Pass them by in silence, and do not
even then torget your habitual
reverence. Justice will be done you
in time, never fear, and the less
you clamor for it the better. Don't
talk too much.
An Inquisitor Punished. It is
of the elder Dumas that the follow
ing story is told : A stranger hav
ing hpnrd with surprise $ Dumaa
was a quadroon, called upon him to
verify the fact.
'I am told, began the visitor.
' that you are a quadroon, Monsieur
Yes,' answered Dumas.
' And your father.'
Was a mulatto, the distinguish-
ed Gen. Dumas of the army of Italy
-and a mulatto, roared the author
in tones that left no doubt of the
quality of his lungs.
4 And his mother, continued the
Was a negro,' shouted Dumas,
rising to his feet.
4 And who, may I ask, was her
mother?' continued the enterpris
ing indefatigable bore.
An ape, sir, an ape !' thundered
the indignant author. ' My family
began exactly where your's ends.
Waiter, show that monkey the
How to Talk. If you have the
ability to amuse, talk often in corns
pany, and in a way which shows
that you understand what is said
around you. T3ut do not talk long.
In that case you are apt to tire
your hearers. There are many
persons, who though they have
nothing to taldof, never know when
to leave off talking. There are
some who labor under so great and
insatiable a desire for talking, that
they will even interrupt others when
about to speak. We should in
society never tald of our own or
other's domestic affairs. Yours are
of no interest to them, and theirs
should not be to you. Besides, the
subject is of so delicate a nature,
that with the best intentions it is a
chanee if we do not make some
mortifying mistake, or wound the
feelings of some of the company.
Sunshini: and Sleep. Sleep
ess persons should court the sun.
The very worst soporific is lauda
num, and the very best sunshine.
Therefore, it is very plain that poor
sleepers should pass as many hours
as possible in the sunshine and as
few as possible in the shade. Many
women are martyrs, and yet they do
not know it. They shut the sun
shine out of their houses and hearts,
they wear veil3, they carry parasols,
they do all possible to keep off the
most potent influence which is in
tended to give them strength and
beauty and cheerfulness. Is it not
time to change all this, and so get
color and roses in our pale cheeks.
strength in our weak backs, and
courage in our timid souls ? The
women of America are pale and
delicate, but with the aid of sun
light they may be blooming and
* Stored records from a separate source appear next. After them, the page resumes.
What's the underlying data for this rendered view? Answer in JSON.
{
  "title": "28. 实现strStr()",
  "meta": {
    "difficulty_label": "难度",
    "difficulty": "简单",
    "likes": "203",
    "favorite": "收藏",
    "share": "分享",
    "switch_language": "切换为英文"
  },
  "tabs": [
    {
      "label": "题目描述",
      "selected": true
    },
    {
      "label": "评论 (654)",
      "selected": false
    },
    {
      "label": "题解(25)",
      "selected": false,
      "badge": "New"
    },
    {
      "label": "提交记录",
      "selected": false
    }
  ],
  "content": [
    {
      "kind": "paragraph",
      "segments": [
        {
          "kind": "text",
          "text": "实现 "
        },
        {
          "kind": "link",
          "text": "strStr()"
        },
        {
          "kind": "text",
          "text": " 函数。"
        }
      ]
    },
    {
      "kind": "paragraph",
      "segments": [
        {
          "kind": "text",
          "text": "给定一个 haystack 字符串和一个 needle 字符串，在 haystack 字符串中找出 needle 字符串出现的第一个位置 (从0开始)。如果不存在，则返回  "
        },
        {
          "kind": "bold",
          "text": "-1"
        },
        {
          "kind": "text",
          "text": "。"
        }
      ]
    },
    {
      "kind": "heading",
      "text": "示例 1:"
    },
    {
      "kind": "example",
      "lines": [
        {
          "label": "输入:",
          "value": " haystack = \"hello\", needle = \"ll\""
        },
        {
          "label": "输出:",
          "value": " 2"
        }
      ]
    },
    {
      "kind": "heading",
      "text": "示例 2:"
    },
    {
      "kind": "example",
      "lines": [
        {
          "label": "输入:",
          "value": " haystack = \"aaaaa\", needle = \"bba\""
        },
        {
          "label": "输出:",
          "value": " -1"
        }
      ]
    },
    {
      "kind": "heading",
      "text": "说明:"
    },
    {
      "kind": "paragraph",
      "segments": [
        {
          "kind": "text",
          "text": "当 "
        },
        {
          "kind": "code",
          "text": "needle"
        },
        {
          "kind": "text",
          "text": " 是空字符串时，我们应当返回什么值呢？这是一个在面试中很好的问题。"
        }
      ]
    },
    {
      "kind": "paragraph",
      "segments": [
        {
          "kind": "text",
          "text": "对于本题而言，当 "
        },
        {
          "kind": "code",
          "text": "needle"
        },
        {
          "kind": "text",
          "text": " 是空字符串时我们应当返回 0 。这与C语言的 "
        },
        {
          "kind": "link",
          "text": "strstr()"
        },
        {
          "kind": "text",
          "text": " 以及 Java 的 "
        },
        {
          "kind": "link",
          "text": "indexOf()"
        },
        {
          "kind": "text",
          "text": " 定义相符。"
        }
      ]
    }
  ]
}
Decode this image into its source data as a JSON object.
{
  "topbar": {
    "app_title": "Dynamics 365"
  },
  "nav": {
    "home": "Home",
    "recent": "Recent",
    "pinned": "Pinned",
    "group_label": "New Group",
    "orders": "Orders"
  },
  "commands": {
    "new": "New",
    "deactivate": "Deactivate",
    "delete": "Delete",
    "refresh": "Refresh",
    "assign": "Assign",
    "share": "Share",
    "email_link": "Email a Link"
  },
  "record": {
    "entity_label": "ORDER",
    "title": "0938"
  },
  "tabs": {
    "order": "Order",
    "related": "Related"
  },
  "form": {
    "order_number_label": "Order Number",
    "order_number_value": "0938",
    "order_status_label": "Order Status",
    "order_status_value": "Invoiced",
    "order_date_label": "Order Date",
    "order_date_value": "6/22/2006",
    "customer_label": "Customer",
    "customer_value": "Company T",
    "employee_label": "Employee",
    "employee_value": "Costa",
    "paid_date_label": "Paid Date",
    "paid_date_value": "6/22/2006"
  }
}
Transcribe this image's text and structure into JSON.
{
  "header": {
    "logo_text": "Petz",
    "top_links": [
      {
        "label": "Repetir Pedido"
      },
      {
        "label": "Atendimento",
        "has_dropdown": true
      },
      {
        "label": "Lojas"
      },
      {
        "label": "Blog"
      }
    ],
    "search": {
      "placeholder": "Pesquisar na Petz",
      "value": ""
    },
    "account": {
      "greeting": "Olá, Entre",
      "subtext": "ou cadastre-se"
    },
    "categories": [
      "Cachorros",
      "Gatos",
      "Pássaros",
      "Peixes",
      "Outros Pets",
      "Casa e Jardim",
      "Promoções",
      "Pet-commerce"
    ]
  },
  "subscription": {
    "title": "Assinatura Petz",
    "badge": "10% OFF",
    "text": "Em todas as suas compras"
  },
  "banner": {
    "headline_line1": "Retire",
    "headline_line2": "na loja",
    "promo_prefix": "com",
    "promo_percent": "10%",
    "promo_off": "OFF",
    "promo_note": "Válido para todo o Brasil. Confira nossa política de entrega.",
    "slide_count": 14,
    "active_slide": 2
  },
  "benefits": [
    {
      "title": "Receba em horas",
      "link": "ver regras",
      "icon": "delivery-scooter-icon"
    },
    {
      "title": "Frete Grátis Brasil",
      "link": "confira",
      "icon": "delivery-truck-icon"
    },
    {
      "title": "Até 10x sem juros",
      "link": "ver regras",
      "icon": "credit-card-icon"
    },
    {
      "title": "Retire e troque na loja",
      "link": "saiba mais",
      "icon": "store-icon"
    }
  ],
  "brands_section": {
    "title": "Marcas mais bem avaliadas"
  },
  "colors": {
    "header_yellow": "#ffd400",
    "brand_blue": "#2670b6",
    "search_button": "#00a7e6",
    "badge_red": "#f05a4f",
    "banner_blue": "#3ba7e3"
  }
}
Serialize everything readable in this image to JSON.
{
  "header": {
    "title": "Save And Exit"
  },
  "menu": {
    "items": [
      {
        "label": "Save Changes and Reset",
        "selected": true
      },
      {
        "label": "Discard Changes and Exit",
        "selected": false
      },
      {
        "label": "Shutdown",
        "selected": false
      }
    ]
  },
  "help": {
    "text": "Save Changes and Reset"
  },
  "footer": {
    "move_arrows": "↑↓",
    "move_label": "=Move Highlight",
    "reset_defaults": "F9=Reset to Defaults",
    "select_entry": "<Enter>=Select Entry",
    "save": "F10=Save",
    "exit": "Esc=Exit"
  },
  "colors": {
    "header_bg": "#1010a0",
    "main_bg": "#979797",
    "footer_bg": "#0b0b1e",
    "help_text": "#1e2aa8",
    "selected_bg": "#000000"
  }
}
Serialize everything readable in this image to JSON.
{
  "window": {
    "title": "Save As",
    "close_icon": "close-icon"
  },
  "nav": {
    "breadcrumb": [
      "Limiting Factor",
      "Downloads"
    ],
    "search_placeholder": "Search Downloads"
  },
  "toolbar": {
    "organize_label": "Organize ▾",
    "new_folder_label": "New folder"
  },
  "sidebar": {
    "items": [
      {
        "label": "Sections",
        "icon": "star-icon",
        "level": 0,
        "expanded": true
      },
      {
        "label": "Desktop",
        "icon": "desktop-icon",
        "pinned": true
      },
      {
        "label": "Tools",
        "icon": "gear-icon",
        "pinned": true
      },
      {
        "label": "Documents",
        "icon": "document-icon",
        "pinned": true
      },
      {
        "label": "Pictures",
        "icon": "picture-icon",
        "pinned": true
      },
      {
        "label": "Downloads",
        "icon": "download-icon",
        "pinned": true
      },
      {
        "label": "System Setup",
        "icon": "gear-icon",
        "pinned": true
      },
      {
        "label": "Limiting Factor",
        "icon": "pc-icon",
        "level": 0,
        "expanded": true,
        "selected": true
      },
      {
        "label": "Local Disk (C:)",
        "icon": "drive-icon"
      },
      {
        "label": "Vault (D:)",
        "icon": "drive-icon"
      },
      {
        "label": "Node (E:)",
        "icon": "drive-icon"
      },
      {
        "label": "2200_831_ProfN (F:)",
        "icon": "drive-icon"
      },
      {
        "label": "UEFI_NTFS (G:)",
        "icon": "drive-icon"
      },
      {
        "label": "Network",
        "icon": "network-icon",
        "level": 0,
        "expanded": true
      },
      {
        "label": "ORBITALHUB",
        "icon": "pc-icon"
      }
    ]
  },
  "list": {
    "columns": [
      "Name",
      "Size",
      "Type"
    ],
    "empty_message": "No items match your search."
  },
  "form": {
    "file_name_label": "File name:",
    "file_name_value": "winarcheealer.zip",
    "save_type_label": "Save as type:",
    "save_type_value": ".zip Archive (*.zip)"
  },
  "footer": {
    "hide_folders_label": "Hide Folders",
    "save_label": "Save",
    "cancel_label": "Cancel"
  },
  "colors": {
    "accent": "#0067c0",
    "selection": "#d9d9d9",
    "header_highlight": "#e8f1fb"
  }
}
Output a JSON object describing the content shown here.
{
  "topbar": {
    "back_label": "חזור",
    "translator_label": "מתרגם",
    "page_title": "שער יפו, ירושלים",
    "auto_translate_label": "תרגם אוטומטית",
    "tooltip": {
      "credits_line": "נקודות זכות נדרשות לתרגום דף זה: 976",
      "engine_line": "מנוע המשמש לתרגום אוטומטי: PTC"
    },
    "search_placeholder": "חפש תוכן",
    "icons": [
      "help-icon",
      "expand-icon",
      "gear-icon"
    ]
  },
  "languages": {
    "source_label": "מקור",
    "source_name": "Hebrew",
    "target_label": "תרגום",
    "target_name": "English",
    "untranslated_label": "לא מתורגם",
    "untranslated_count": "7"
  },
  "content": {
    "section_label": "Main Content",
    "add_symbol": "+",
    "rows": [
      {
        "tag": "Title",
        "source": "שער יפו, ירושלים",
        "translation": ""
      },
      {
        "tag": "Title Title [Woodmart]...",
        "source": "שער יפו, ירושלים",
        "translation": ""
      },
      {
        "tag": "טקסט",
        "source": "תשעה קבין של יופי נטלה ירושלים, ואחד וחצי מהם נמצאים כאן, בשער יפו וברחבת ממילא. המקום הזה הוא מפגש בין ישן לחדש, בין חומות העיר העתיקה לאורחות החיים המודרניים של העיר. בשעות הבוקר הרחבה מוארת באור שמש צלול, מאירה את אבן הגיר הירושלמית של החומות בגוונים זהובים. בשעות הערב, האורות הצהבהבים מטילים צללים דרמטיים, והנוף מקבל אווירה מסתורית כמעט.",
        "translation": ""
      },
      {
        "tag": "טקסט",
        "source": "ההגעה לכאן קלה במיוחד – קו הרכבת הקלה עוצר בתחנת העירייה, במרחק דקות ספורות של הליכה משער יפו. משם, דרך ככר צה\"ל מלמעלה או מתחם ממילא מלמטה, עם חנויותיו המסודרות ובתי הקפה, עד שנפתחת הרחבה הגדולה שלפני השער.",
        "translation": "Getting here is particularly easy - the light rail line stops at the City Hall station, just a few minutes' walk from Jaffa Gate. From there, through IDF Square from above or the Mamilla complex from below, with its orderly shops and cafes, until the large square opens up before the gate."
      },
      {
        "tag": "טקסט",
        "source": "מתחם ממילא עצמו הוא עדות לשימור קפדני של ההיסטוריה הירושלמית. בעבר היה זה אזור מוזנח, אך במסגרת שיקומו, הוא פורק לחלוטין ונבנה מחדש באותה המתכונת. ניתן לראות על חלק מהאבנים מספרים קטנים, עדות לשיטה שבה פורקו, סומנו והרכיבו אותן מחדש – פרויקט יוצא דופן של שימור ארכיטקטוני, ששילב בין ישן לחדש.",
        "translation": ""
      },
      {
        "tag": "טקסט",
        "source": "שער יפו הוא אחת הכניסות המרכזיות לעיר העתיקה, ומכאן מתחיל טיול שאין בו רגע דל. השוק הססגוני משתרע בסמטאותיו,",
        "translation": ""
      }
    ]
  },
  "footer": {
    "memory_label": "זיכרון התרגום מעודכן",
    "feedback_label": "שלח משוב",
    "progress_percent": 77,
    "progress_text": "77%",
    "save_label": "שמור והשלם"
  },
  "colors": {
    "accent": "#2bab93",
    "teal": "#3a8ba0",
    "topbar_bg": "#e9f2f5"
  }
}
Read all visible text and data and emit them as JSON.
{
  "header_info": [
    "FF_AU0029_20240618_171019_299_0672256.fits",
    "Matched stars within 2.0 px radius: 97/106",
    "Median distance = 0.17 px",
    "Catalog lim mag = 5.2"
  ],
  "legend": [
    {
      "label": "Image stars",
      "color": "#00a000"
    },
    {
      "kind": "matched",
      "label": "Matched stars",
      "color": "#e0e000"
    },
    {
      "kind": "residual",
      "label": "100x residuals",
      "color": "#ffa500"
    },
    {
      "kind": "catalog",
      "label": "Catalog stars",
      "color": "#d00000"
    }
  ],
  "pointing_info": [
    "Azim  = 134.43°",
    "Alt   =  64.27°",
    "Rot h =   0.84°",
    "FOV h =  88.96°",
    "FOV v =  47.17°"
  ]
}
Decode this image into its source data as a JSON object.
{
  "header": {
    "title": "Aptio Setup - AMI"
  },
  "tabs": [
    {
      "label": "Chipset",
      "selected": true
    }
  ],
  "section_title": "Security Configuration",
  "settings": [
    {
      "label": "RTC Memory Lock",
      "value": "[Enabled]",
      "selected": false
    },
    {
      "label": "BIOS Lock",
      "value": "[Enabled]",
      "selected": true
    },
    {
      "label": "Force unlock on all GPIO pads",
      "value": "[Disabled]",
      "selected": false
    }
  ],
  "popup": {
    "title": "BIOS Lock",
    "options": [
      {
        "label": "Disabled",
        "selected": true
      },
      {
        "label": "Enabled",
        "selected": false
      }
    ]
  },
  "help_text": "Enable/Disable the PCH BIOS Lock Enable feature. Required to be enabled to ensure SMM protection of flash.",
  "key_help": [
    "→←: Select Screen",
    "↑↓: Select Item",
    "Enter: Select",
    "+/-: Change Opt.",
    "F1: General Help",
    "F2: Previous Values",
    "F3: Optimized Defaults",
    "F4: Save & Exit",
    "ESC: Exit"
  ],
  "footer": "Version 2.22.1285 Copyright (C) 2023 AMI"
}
Dr. Darley. ' liut, my dear
sir, 1 don't understand why you
wish to employ another physician.
Your mother-in-law is really im
proving under my treatment.'
Mr. Dobbs ' Ah, I know it, sir,,
and that' the trouble.